Approximately 18 students, many of them just beginners, in the form line class sponsored by Sealaska Heritage Institute
A few years ago, Sealaska Heritage Institute took it upon themselves to begin teaching form line classes after Haida Artist Robert Davidson told the audience in attendance at the Sealaska Juried Art Competition that “the Tlingit people didn’t have very good artists who mastered the form line art.” (I had heard complaints from other well-accomplished Tlingit artists about Robert’s statement. I laughed at the absurdity, though at the same time I know that all of us will continually better ourselves at the formline art.
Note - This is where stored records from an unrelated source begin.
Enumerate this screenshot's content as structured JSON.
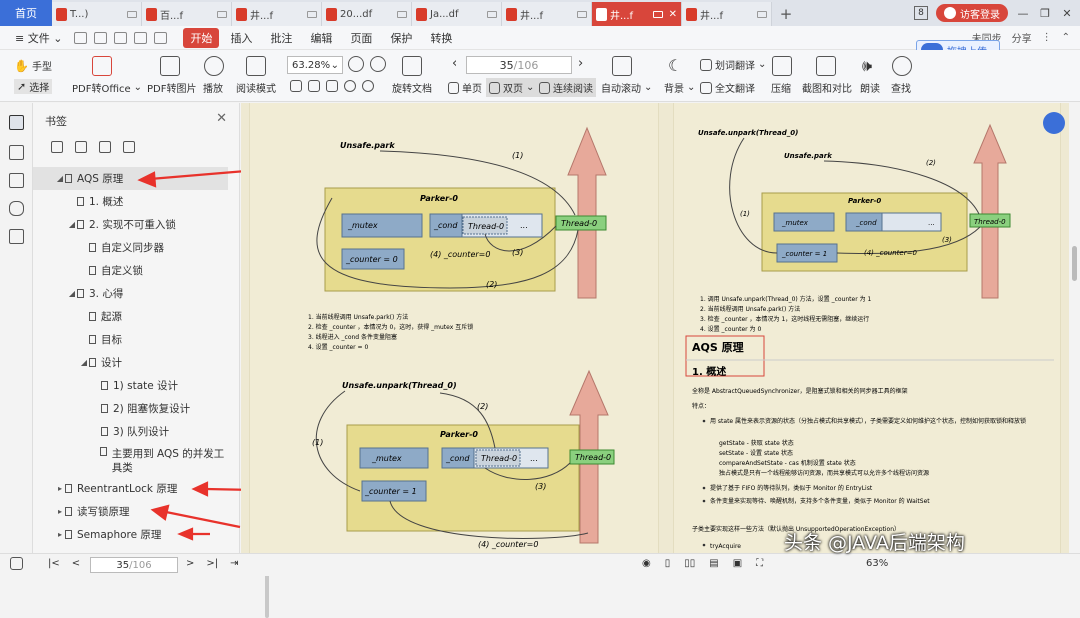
{
  "tabs": {
    "home": "首页",
    "items": [
      {
        "label": "T...)"
      },
      {
        "label": "百...f"
      },
      {
        "label": "井...f"
      },
      {
        "label": "20...df"
      },
      {
        "label": "Ja...df"
      },
      {
        "label": "井...f"
      },
      {
        "label": "井...f",
        "active": true
      },
      {
        "label": "井...f"
      }
    ],
    "badge": "8",
    "login": "访客登录"
  },
  "menu": {
    "file": "文件",
    "items": [
      "开始",
      "插入",
      "批注",
      "编辑",
      "页面",
      "保护",
      "转换"
    ],
    "right": [
      "未同步",
      "分享"
    ]
  },
  "toolbar": {
    "hand": "手型",
    "select": "选择",
    "pdf_office": "PDF转Office",
    "pdf_image": "PDF转图片",
    "play": "播放",
    "read_mode": "阅读模式",
    "zoom": "63.28%",
    "rotate": "旋转文档",
    "page_current": "35",
    "page_total": "/106",
    "single": "单页",
    "double": "双页",
    "continuous": "连续阅读",
    "autoscroll": "自动滚动",
    "background": "背景",
    "translate_word": "划词翻译",
    "translate_full": "全文翻译",
    "compress": "压缩",
    "compare": "截图和对比",
    "read": "朗读",
    "find": "查找",
    "upload": "拖拽上传"
  },
  "bookmarks": {
    "title": "书签",
    "items": [
      {
        "level": 0,
        "expand": "down",
        "label": "AQS 原理",
        "selected": true
      },
      {
        "level": 1,
        "expand": "",
        "label": "1. 概述"
      },
      {
        "level": 1,
        "expand": "down",
        "label": "2. 实现不可重入锁"
      },
      {
        "level": 2,
        "expand": "",
        "label": "自定义同步器"
      },
      {
        "level": 2,
        "expand": "",
        "label": "自定义锁"
      },
      {
        "level": 1,
        "expand": "down",
        "label": "3. 心得"
      },
      {
        "level": 2,
        "expand": "",
        "label": "起源"
      },
      {
        "level": 2,
        "expand": "",
        "label": "目标"
      },
      {
        "level": 2,
        "expand": "down",
        "label": "设计"
      },
      {
        "level": 3,
        "expand": "",
        "label": "1) state 设计"
      },
      {
        "level": 3,
        "expand": "",
        "label": "2) 阻塞恢复设计"
      },
      {
        "level": 3,
        "expand": "",
        "label": "3) 队列设计"
      },
      {
        "level": 3,
        "expand": "",
        "label": "主要用到 AQS 的并发工具类",
        "two": true
      },
      {
        "level": 0,
        "expand": "right",
        "label": "ReentrantLock 原理"
      },
      {
        "level": 0,
        "expand": "right",
        "label": "读写锁原理"
      },
      {
        "level": 0,
        "expand": "right",
        "label": "Semaphore 原理"
      }
    ]
  },
  "left_page": {
    "d1": {
      "title": "Unsafe.park",
      "box": "Parker-0",
      "mutex": "_mutex",
      "cond": "_cond",
      "thread": "Thread-0",
      "dots": "...",
      "counter": "_counter = 0",
      "counter_lbl": "(4) _counter=0",
      "s1": "(1)",
      "s2": "(2)",
      "s3": "(3)"
    },
    "notes": [
      "1. 当前线程调用 Unsafe.park() 方法",
      "2. 检查 _counter ，本情况为 0，这时，获得 _mutex 互斥锁",
      "3. 线程进入 _cond 条件变量阻塞",
      "4. 设置 _counter = 0"
    ],
    "d2": {
      "title": "Unsafe.unpark(Thread_0)",
      "box": "Parker-0",
      "mutex": "_mutex",
      "cond": "_cond",
      "thread": "Thread-0",
      "dots": "...",
      "counter": "_counter = 1",
      "counter_lbl": "(4) _counter=0",
      "s1": "(1)",
      "s2": "(2)",
      "s3": "(3)"
    }
  },
  "right_page": {
    "d3": {
      "title": "Unsafe.unpark(Thread_0)",
      "sub": "Unsafe.park",
      "box": "Parker-0",
      "mutex": "_mutex",
      "cond": "_cond",
      "thread": "Thread-0",
      "dots": "...",
      "counter": "_counter = 1",
      "counter_lbl": "(4) _counter=0",
      "s1": "(1)",
      "s2": "(2)",
      "s3": "(3)"
    },
    "notes": [
      "1. 调用 Unsafe.unpark(Thread_0) 方法，设置 _counter 为 1",
      "2. 当前线程调用 Unsafe.park() 方法",
      "3. 检查 _counter ，本情况为 1，这时线程无需阻塞，继续运行",
      "4. 设置 _counter 为 0"
    ],
    "h1": "AQS 原理",
    "h2": "1. 概述",
    "intro": "全称是 AbstractQueuedSynchronizer，是阻塞式锁和相关的同步器工具的框架",
    "feature": "特点：",
    "bullets": [
      "用 state 属性来表示资源的状态（分独占模式和共享模式），子类需要定义如何维护这个状态，控制如何获取锁和释放锁",
      "getState - 获取 state 状态",
      "setState - 设置 state 状态",
      "compareAndSetState - cas 机制设置 state 状态",
      "独占模式是只有一个线程能够访问资源，而共享模式可以允许多个线程访问资源",
      "提供了基于 FIFO 的等待队列，类似于 Monitor 的 EntryList",
      "条件变量来实现等待、唤醒机制，支持多个条件变量，类似于 Monitor 的 WaitSet"
    ],
    "subclass": "子类主要实现这样一些方法（默认抛出 UnsupportedOperationException）",
    "try": "tryAcquire"
  },
  "status": {
    "page_current": "35",
    "page_total": "/106",
    "zoom": "63%",
    "watermark": "头条 @JAVA后端架构"
  }
}
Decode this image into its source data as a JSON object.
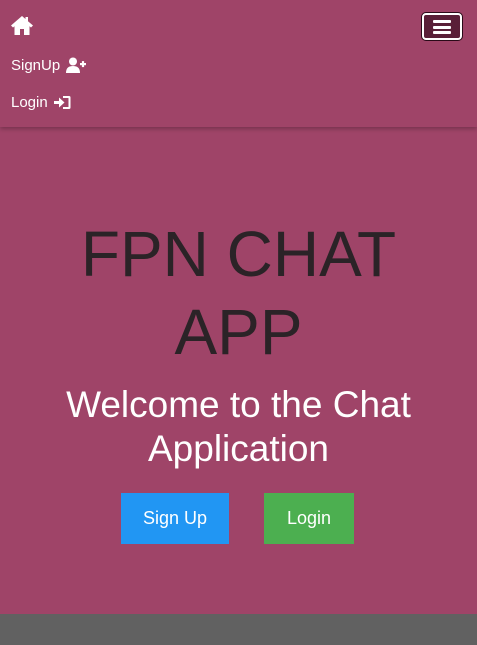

Even so, did Robert realize his statement was a slap in the face to several Tlingit artists who have been working as long as he or nearly as long, like Nathan Jackson, Preston Singletary, Israel Shotridge, Rick and Mick Beasley, the Chilton brothers, etc.?)
Students were given the task of choosing a design aspect of the carved bentwood box shown on the screen to replicate as best as they could on their drawing paper
I don’t know if Robert realized how he was saying these things may have caused a ruckus for the locals though nevertheless, SHI decided it was high time they do something about educating the Tlingit artists no matter where they were in their careers as designer/artists.
Lance provided a list of the various form line definitions created by Bill Holm and Bill Reid over 40 years ago
Lance Twitchell added some very good aspects to the one-night instruction plan: the design terms in Tlingit language! I felt Lance did a fine job of leading the students carefully step-by-step. Though the part I enjoyed the best about his presentation was his acknowledgement of all the artists who had gone before and the spiritual representation of the art. — Being self-taught in Tlingit form line design, I appreciate the fact that SHI has taken the initiative to conduct classes throughout Southeast Alaska. If we had these classes 10, 20, 30, 40 years ago, I would have taken them…and that’s why I had the privilege to finally attend one! Thank you Sealaska Heritage Institute!
Tlingit Names in Formline